#### Required work
In the entries below, count every line with the string "value". State the count and nothing else.

#### Component data from apps and pages
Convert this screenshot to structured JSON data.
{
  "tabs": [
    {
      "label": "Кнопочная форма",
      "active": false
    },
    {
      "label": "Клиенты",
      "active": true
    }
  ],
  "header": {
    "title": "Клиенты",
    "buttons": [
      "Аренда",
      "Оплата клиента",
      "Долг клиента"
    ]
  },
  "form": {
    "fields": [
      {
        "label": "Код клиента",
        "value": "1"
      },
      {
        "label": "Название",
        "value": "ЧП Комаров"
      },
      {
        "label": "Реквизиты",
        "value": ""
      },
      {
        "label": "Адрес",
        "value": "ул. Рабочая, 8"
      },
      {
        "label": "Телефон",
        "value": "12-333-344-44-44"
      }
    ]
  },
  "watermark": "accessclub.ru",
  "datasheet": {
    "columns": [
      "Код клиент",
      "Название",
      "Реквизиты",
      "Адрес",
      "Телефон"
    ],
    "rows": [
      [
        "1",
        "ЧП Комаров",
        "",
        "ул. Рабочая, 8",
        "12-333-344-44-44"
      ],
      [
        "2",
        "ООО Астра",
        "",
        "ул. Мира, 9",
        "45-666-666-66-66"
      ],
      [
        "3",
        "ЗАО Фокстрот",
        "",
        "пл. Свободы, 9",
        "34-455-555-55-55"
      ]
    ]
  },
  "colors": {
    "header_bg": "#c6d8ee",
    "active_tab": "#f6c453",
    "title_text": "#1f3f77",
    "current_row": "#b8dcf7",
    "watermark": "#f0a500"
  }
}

#### Answer space
5